The NIH3T3 and 293T cell lines were cultured in Dulbecco’s modified Eagle medium (DMEM; high glucose, Invitrogen). The medium was supplemented with 10% heat-inactivated low-endotoxin fetal bovine serum (FBS; Invitrogen), 100 μg/ml penicillin and 100 μg/ml streptomycin. Cells were maintained at 37°C under 5% CO2 inside an incubator. NIH3T3 or 293T cells were plated at 70% confluence in 24-well plates and incubated overnight. Transfections were performed using Lipofectamine 2000, according to the manufacturer’s instructions (Invitrogen). Five hours after transfection, the cells were treated with the indicated concentrations of hemin. Cells were lysed in passive lysis buffer (Promega) at the indicated timepoints, and cellular extracts were analyzed for luciferase activity using the Dual-Luciferase-Reporter Assay System (Promega) and a Luminoskan Ascent Microplate Luminometer (Thermo Scientific). The pCS2mafK, pCS2nrf2a and pcDNA3.1bach1b-HA constructs were co-transfected with luciferase reporter constructs. Control cells were transfected with the pGL3-Basic vector, as well as a control plasmid containing the Renilla gene under the control of the HSV-TK promoter. Transfection efficiencies were normalized to the activity of a Renilla luciferase expression plasmid pRL-TK. Each experiment was performed three times.
The ChIP analyses were performed using the ChIP Assay Kit, according to the manufacturer’s instructions (Millipore). Briefly, the embryos that had been microinjected with capped mRNAs of mafK-FLAG, nrf2a-FLAG or bach1b-HA were fixed at 96 hpf by using formaldehyde (final concentration at 1%) for 20 minutes at room temperature. The larvae then were lysed using SDS lysis buffer. The chromatin lysates were sonicated to 200–1000 bp DNA fragments. Monoclonal antibodies against the FLAG and HA tags (EarthOx) were used for immunoprecipitation. After extensive washing, the DNAs were eluted using elution buffer (1% SDS, 0.5 M NaHCO3) and the eluted DNA was analyzed by using PCR. The PCR products were quantified by using qRT-PCR (Invitrogen). Relative enrichment was calculated as the difference between the specific antibody and normal IgG signals that had been normalized to the respective input signals. The primers flanking the MARE sites in the upstream regions of the six exocrine zymogens are listed in supplementary material Table S1.
Treatment with hemin

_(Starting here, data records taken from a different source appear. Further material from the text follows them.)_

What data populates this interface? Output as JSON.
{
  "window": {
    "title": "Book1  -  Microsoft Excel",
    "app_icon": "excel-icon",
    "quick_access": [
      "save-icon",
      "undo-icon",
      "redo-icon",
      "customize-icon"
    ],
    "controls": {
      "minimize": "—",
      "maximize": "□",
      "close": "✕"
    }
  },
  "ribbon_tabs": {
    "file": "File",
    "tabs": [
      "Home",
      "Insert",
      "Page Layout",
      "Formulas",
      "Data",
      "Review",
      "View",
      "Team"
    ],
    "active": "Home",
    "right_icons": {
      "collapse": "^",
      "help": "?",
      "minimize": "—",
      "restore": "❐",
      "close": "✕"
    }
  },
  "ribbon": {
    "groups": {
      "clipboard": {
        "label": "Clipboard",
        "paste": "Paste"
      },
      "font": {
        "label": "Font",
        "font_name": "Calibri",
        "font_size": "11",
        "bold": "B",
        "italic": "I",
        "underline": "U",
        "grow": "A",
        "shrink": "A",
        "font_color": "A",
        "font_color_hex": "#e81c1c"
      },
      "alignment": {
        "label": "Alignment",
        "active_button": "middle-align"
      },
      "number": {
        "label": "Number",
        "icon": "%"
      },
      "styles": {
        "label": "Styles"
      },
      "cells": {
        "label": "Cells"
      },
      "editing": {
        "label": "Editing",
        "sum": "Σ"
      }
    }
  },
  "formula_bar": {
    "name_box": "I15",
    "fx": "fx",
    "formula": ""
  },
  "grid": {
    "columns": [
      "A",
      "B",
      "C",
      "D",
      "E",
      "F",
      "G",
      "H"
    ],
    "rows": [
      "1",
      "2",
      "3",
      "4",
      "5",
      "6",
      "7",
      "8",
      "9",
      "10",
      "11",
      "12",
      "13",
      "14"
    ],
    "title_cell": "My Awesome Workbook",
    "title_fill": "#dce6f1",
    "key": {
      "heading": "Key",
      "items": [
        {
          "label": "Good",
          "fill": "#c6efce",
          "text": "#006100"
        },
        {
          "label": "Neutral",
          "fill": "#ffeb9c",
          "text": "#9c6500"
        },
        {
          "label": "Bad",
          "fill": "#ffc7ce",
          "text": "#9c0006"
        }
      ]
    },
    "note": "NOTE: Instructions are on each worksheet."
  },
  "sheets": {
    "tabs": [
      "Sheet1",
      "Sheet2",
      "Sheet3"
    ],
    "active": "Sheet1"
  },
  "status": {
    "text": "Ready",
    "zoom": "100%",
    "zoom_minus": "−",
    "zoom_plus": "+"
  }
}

Hemin (Sigma) was dissolved in 0.2 ml of 1 N NaOH and then 1 ml of 0.2 M Tris-HCl (pH 8), distilled and deionized water was added to yield the desired concentration. The pH was adjusted to 7.8 by using 1 N HCl. Treatment with hemin was performed as described previously (Wang et al., 2007).
We thank Zhaomin Zhong for taking care of our fish clonies; Makodo Kobayashi, Xianming Mo, Fei Sun and Bo Zhang for providing valuable vectors; Yi-Lin Yan, Wenbiao Chen and members of our laboratory for helpful comments on an earlier version of the manuscript.
This article is part of a Special Issue, Spotlight on Zebrafish: Translational Impact. See all the articles in the issue at http://dmm.biologists.org/content/7/7.toc.
H.W., S.Z. and M.X. conceived and designed the experiments; S.Z., M.X., J.H., L.T., Y.Z. and J.W. performed the experiments; H.W., S.Z. and M.X. analyzed the data; and H.W., S.Z., M.X. and S.L. wrote the paper.
This work was supported by grants from the National Natural Science Foundation of China (NSFC) [81070455, 31030062]; National Basic Research Program of China (973 Program) [2012CB947600]; National High Technology Research and Development Program of China (863 Program) [2011AA100402-2]; the Jiangsu Distinguished Professorship Program [SR13400111]; the Natural Science Foundation of Jiangsu Province [BK2012052]; and the Soochow University Startup Fund [Q4134918 to H.W.].
The authors declare no competing financial interests.